author
publishing date
type
Contribution to journal
publication status
published
keywords
Cholesterol, Extracellular Traps, Humans, Lipids, Neutrophils, beta-Cyclodextrins, Research Support, Non-U.S. Gov't
in
European Journal of Cell Biology
volume
93
issue
8-9
pages
8 pages
publisher
Elsevier
external identifiers
  • scopus:85027936024
ISSN
0171-9335
DOI
10.1016/j.ejcb.2014.07.005
language
English
LU publication?
no
id
33c9541b-109b-4562-a963-2f83193e5da2
date added to LUP
2017-09-19 12:24:36
date last changed
2017-11-14 09:54:41
@article{33c9541b-109b-4562-a963-2f83193e5da2,
  abstract     = {<p>The formation of neutrophil extracellular traps (NETs) as a host innate immune defence mechanism has been shown to be the result of a novel cell death process called NETosis. The objective of this study was to investigate the role of cholesterol in the formation of NETs. To this end, primary human neutrophils were treated with different concentrations of methy-β-cyclodetxrin (MβCD) to reduce cholesterol level in the cell. The formation of NETs was studied using immunofluorescence microscopy and Picogreen-quantification of released dsDNA. Neutrophils treated with MβCD showed a significant release of NETs in a process that is independent of NADPH-oxidase. The effect of MβCD on the lipid composition of the cells was determined using high performance thin layer chromatography (HPTLC). The identities of lipids separated by HPTLC were confirmed by mass spectrometry. Treatment of neutrophils with MβCD revealed distinct changes in the lipid composition: The percentage of cholesterol in the cell was significantly reduced; other lipids as sphingomyelin were only slightly affected.

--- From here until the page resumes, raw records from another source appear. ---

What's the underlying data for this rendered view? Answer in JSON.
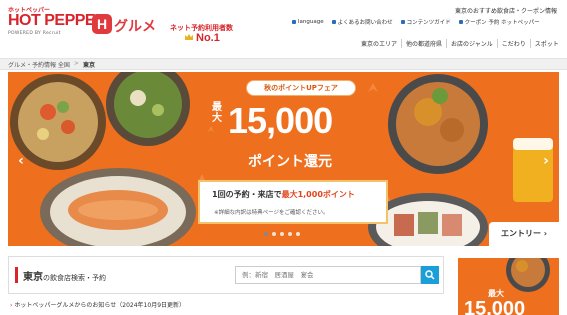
{
  "header": {
    "brand_small": "ホットペッパー",
    "brand_main": "HOT PEPPER",
    "powered_by": "POWERED BY Recruit",
    "brand_mark": "H",
    "brand_gourmet": "グルメ",
    "promo_label": "ネット予約利用者数",
    "promo_value": "No.1",
    "top_note": "東京のおすすめ飲食店・クーポン情報",
    "util_links": [
      "language",
      "よくあるお問い合わせ",
      "コンテンツガイド",
      "クーポン 予約 ホットペッパー"
    ],
    "gnav": [
      "東京のエリア",
      "他の都道府県",
      "お店のジャンル",
      "こだわり",
      "スポット"
    ]
  },
  "breadcrumb": [
    "グルメ・予約情報 全国",
    "東京"
  ],
  "hero": {
    "campaign": "秋のポイントUPフェア",
    "max_label": "最大",
    "amount": "15,000",
    "return_text": "ポイント還元",
    "info_main_prefix": "1回の予約・来店で",
    "info_main_highlight": "最大1,000ポイント",
    "info_note": "※詳細な内訳は特典ページをご確認ください。",
    "entry": "エントリー",
    "slide_count": 5,
    "active_slide": 1
  },
  "search": {
    "title": "東京",
    "subtitle": "の飲食店検索・予約",
    "placeholder": "例：新宿　居酒屋　宴会"
  },
  "news": "ホットペッパーグルメからのお知らせ（2024年10月9日更新）",
  "side_ad": {
    "max_label": "最大",
    "amount": "15,000"
  },
  "colors": {
    "brand_red": "#d8242c",
    "hero_orange": "#ee6f1e",
    "search_blue": "#1a9fd8"
  }
}
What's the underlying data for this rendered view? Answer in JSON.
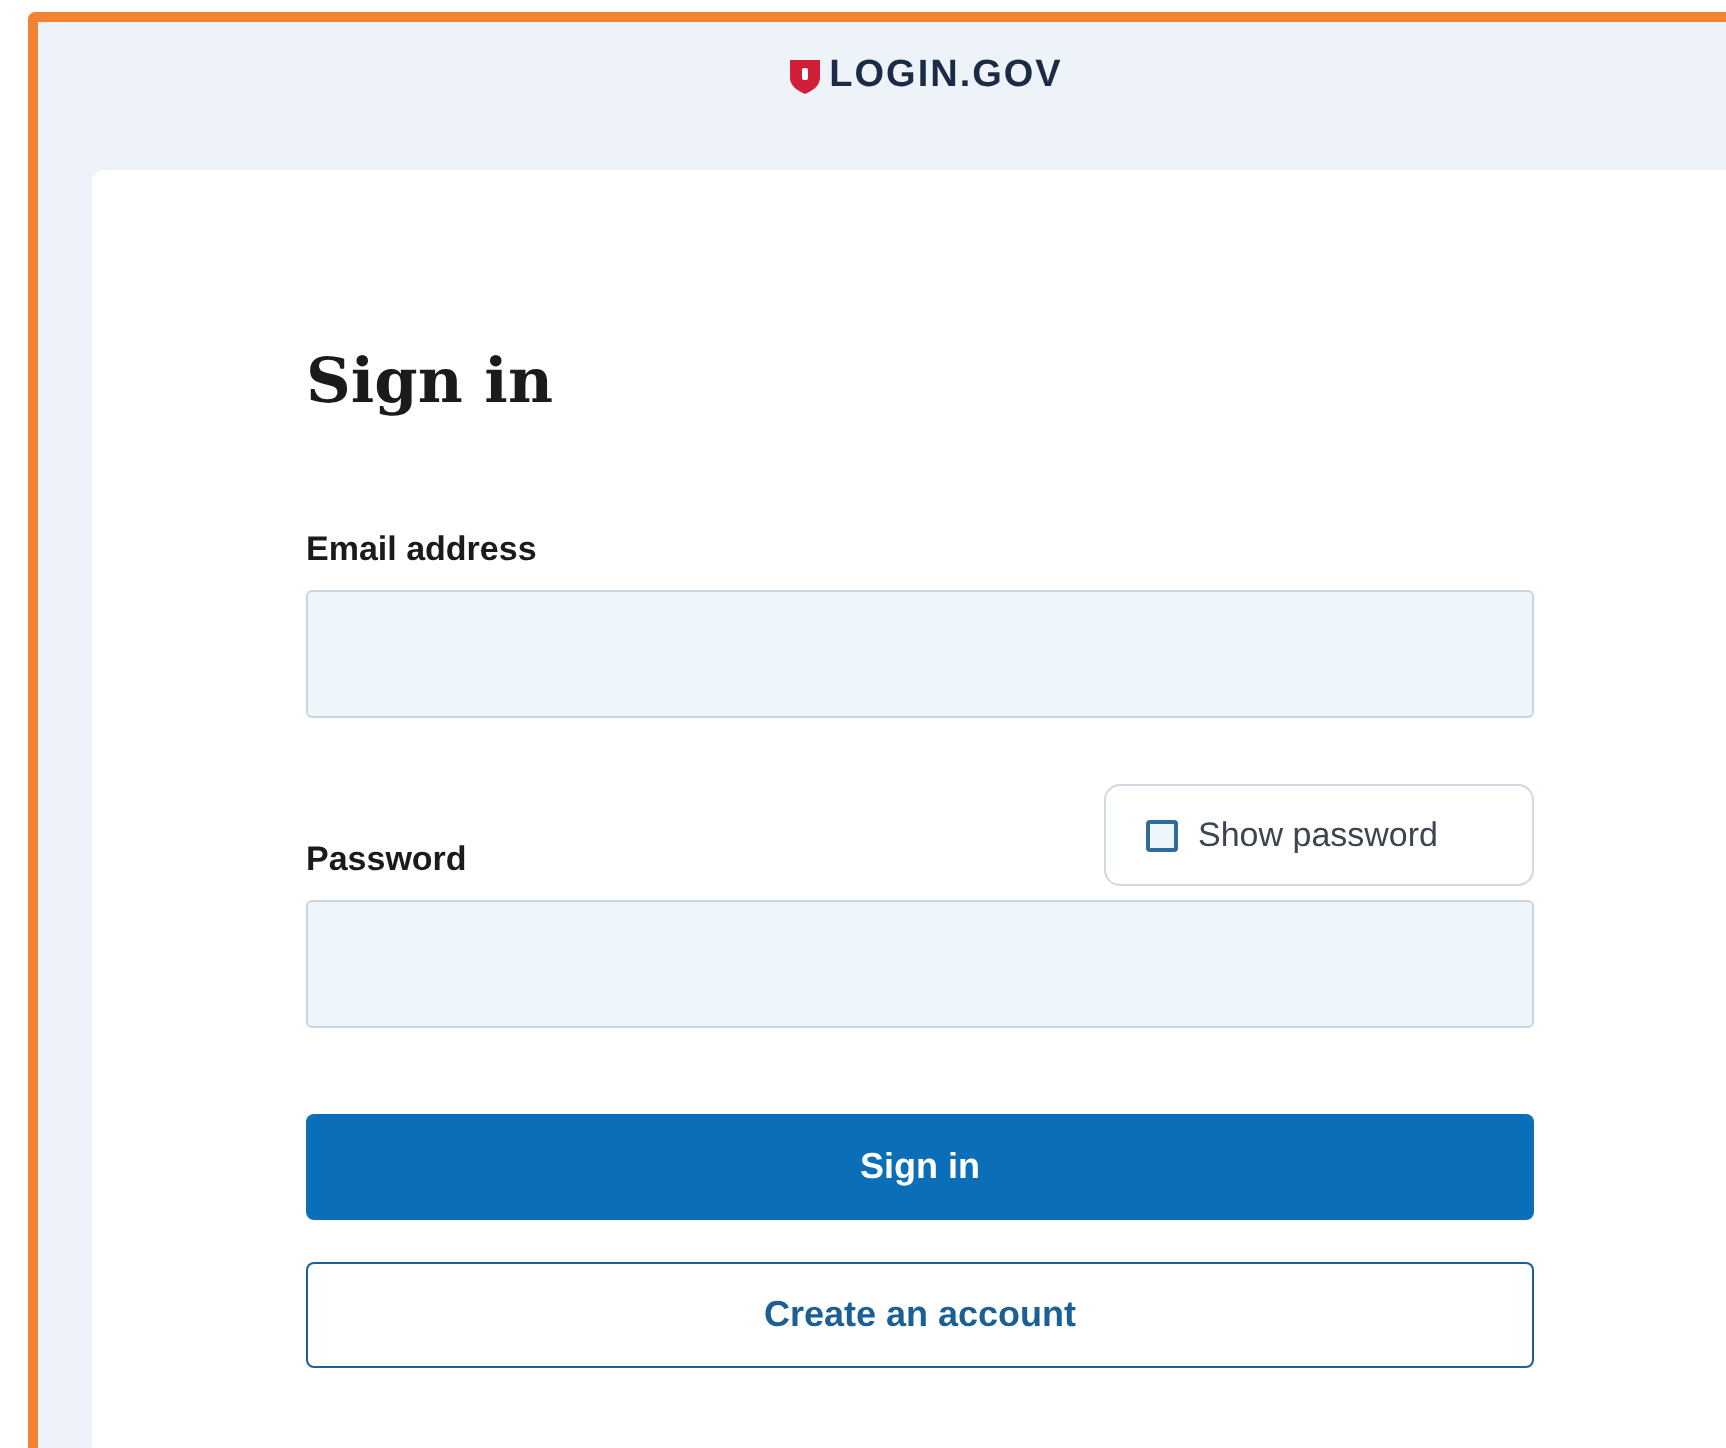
{
  "header": {
    "logo_text": "LOGIN.GOV"
  },
  "form": {
    "title": "Sign in",
    "fields": [
      {
        "label": "Email address",
        "kind": "email"
      },
      {
        "label": "Password",
        "kind": "password"
      }
    ],
    "show_password": {
      "label": "Show password",
      "checked": false
    },
    "buttons": [
      {
        "label": "Sign in",
        "kind": "primary"
      },
      {
        "label": "Create an account",
        "kind": "outline"
      }
    ]
  }
}
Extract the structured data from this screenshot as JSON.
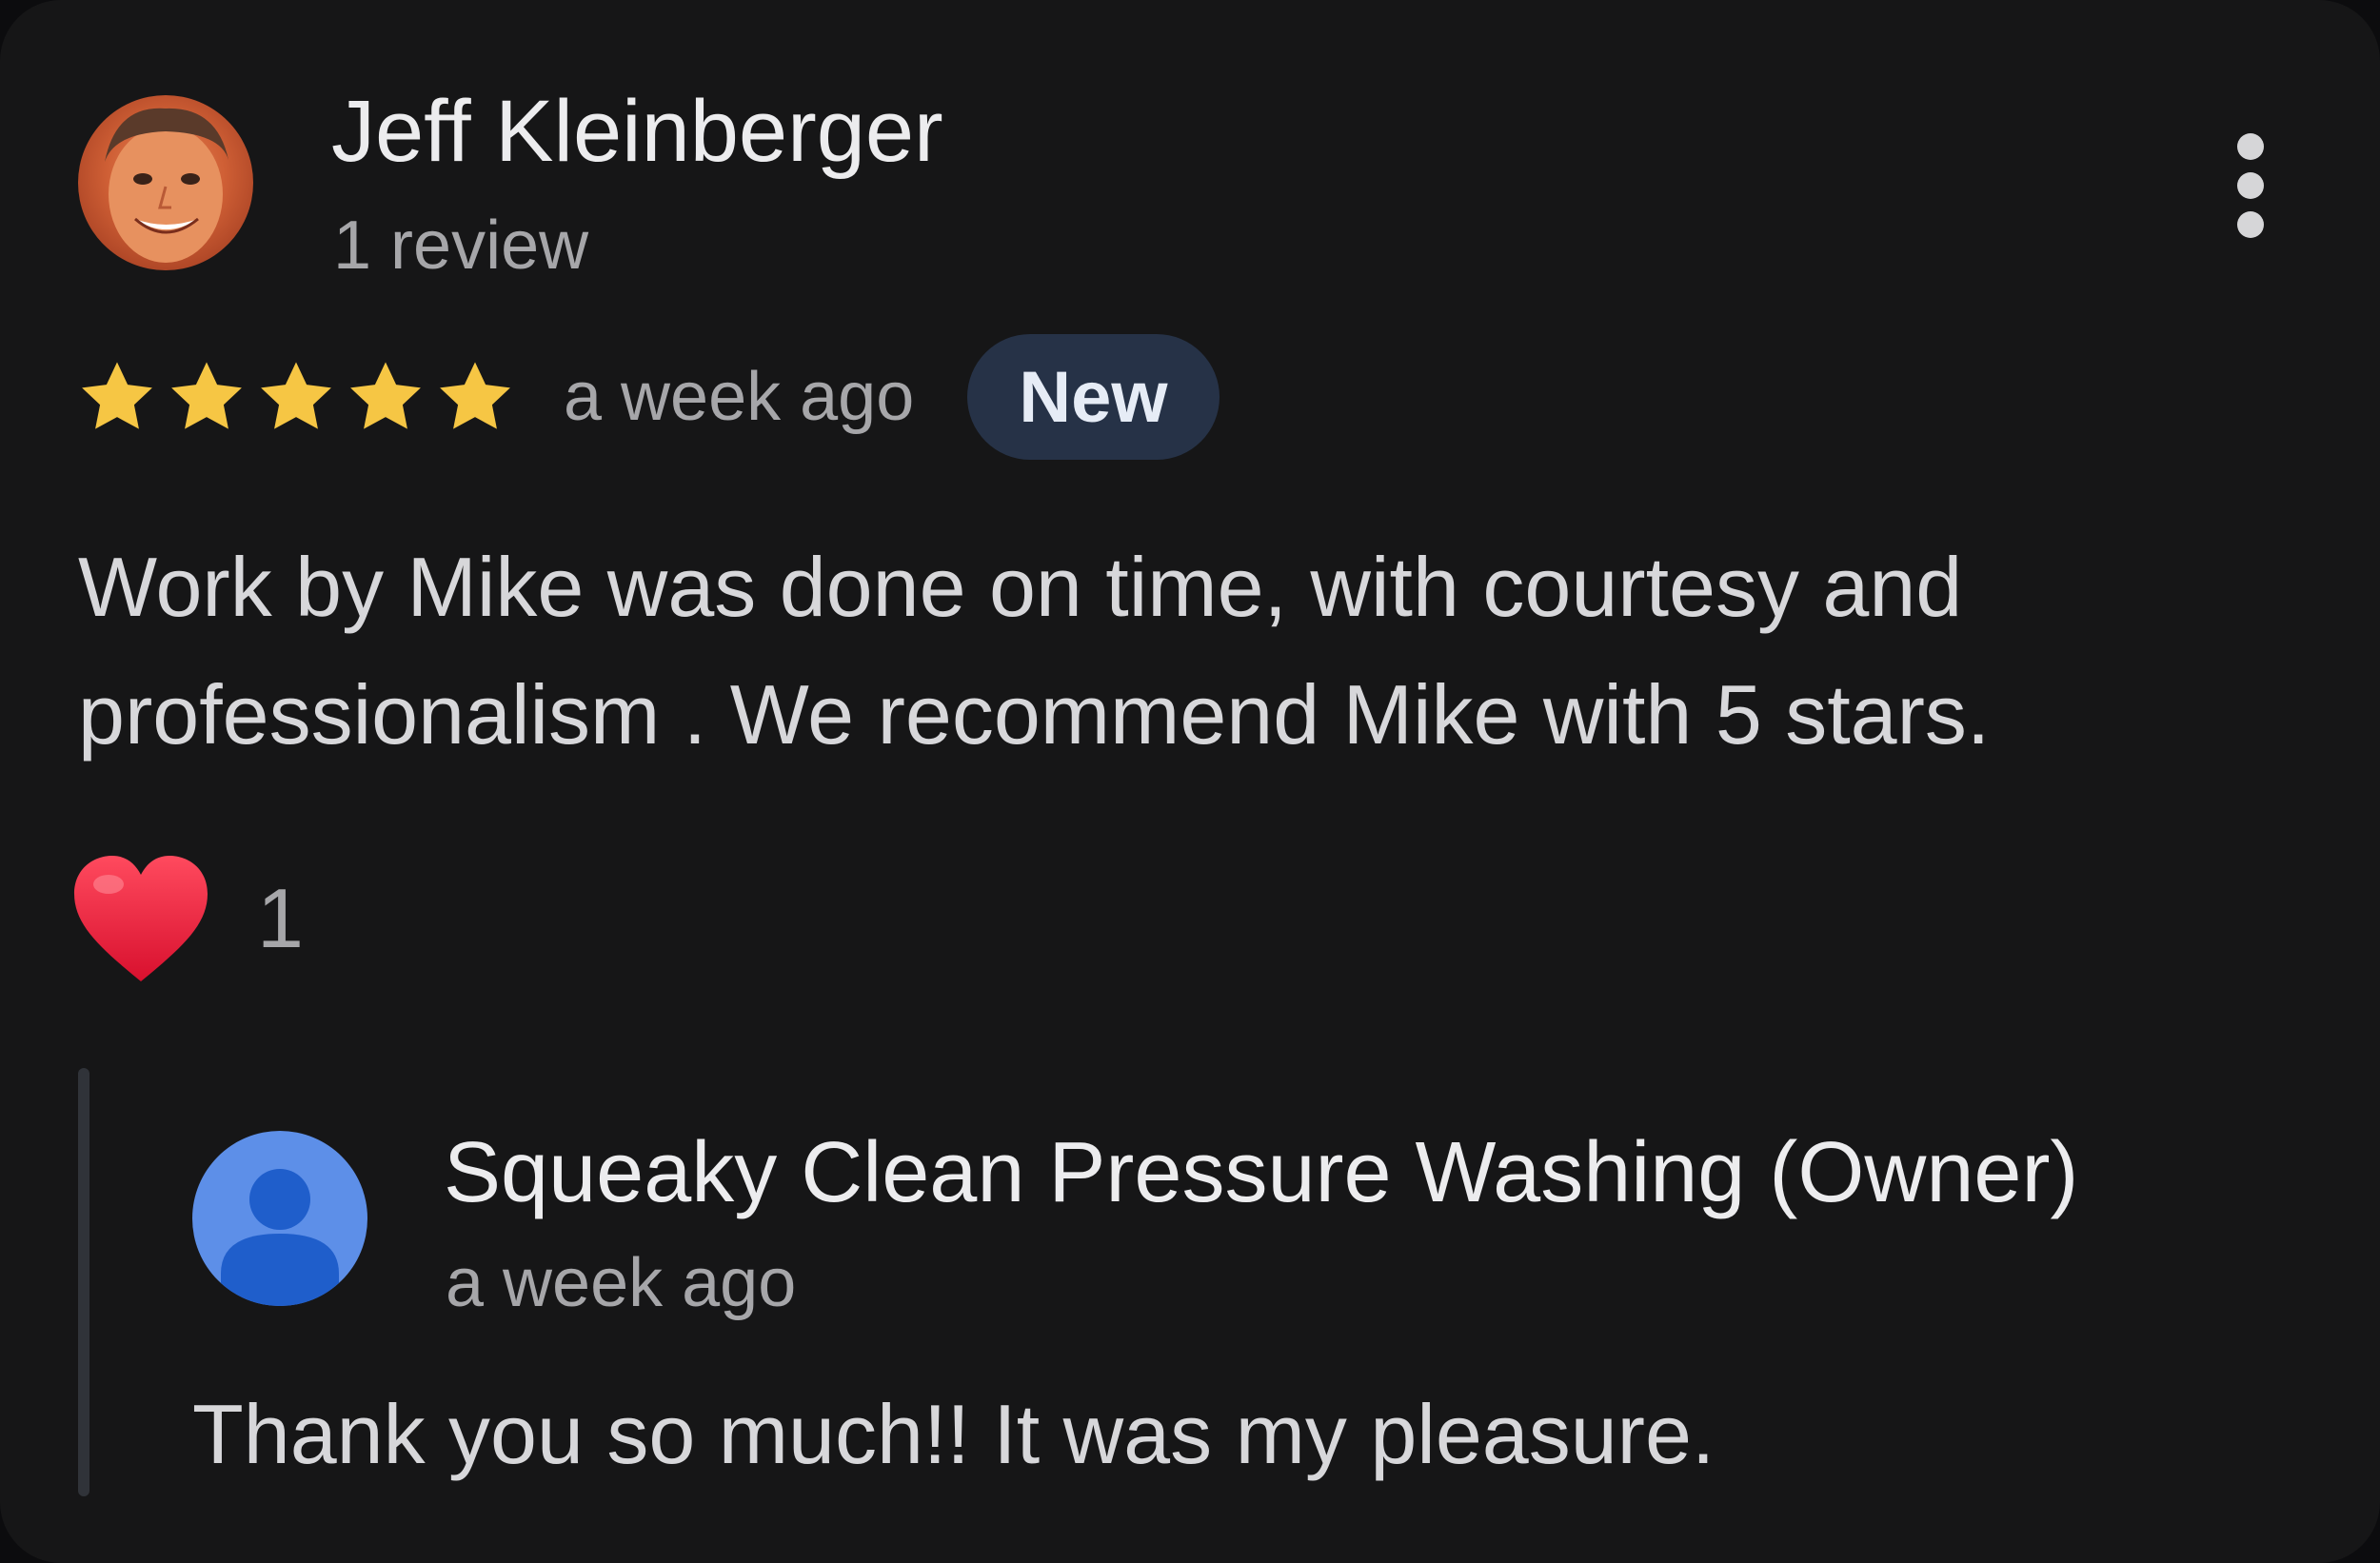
{
  "review": {
    "reviewer_name": "Jeff Kleinberger",
    "reviewer_meta": "1 review",
    "rating": 5,
    "rating_max": 5,
    "time": "a week ago",
    "badge": "New",
    "text": "Work by Mike was done on time, with courtesy and professionalism . We recommend Mike with 5 stars.",
    "reaction_count": "1",
    "reaction_icon": "heart-icon",
    "menu_icon": "more-vert-icon"
  },
  "reply": {
    "owner_name": "Squeaky Clean Pressure Washing (Owner)",
    "time": "a week ago",
    "text": "Thank you so much!! It was my pleasure.",
    "avatar_icon": "person-icon"
  },
  "colors": {
    "background": "#161617",
    "star": "#f6c644",
    "badge_bg": "#263247",
    "heart": "#e8213f",
    "owner_avatar": "#5d8fe8"
  }
}
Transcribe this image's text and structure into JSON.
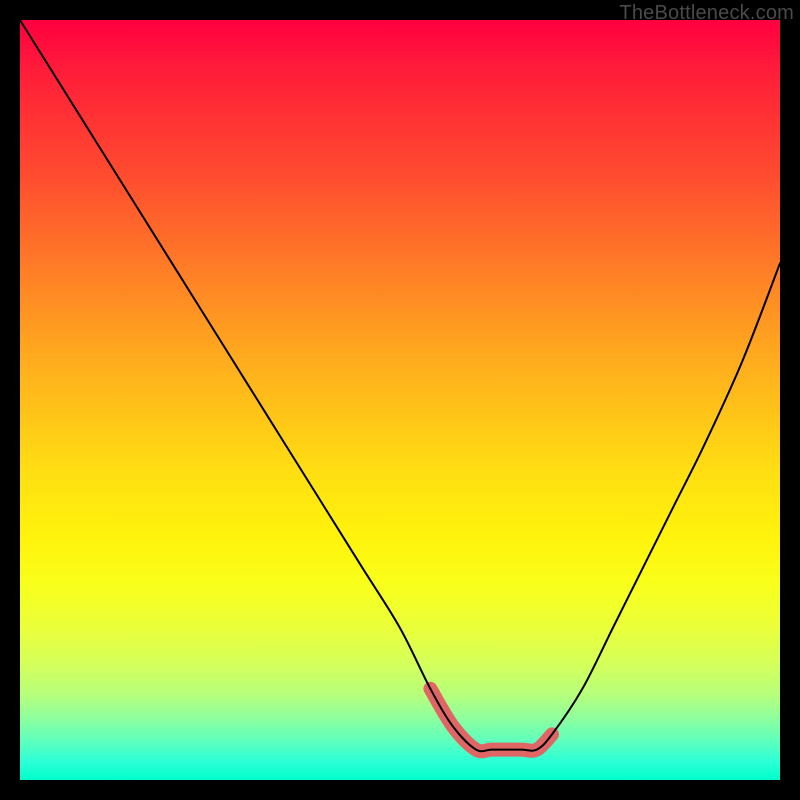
{
  "watermark": "TheBottleneck.com",
  "chart_data": {
    "type": "line",
    "title": "",
    "xlabel": "",
    "ylabel": "",
    "xlim": [
      0,
      100
    ],
    "ylim": [
      0,
      100
    ],
    "series": [
      {
        "name": "bottleneck-curve",
        "x": [
          0,
          5,
          10,
          15,
          20,
          25,
          30,
          35,
          40,
          45,
          50,
          54,
          57,
          60,
          62,
          64,
          66,
          68,
          70,
          74,
          78,
          82,
          86,
          90,
          95,
          100
        ],
        "values": [
          100,
          92,
          84,
          76,
          68,
          60,
          52,
          44,
          36,
          28,
          20,
          12,
          7,
          4,
          4,
          4,
          4,
          4,
          6,
          12,
          20,
          28,
          36,
          44,
          55,
          68
        ]
      },
      {
        "name": "highlight-band",
        "x": [
          54,
          57,
          60,
          62,
          64,
          66,
          68,
          70
        ],
        "values": [
          12,
          7,
          4,
          4,
          4,
          4,
          4,
          6
        ]
      }
    ],
    "background_gradient_stops": [
      {
        "pos": 0.0,
        "color": "#ff0040"
      },
      {
        "pos": 0.5,
        "color": "#ffc518"
      },
      {
        "pos": 0.74,
        "color": "#f9ff1a"
      },
      {
        "pos": 1.0,
        "color": "#00ffcc"
      }
    ],
    "highlight_color": "#e06666",
    "curve_color": "#000000"
  }
}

Interestingly, neutrophils treated with sphingomyelin-degrading sphingomyelinase also showed significant release of NETs. In conclusion, this study shows that lipid alterations facilitate formation of NETs.</p>},
  author       = {Neumann, Ariane and Brogden, Graham and Jerjomiceva, Natalja and Brodesser, Susanne and Naim, Hassan Y. and von Köckritz-Blickwede, Maren},
  issn         = {0171-9335},
  keyword      = {Cholesterol,Extracellular Traps,Humans,Lipids,Neutrophils,beta-Cyclodextrins,Research Support, Non-U.S. Gov't},
  language     = {eng},
  month        = {08},
  number       = {8-9},
  pages        = {54--347},
  publisher    = {Elsevier},
  series       = {European Journal of Cell Biology},
  title        = {Lipid alterations in human blood-derived neutrophils lead to formation of neutrophil extracellular traps},
  url          = {http://dx.doi.org/10.1016/j.ejcb.2014.07.005},
  volume       = {93},
  year         = {2014},
}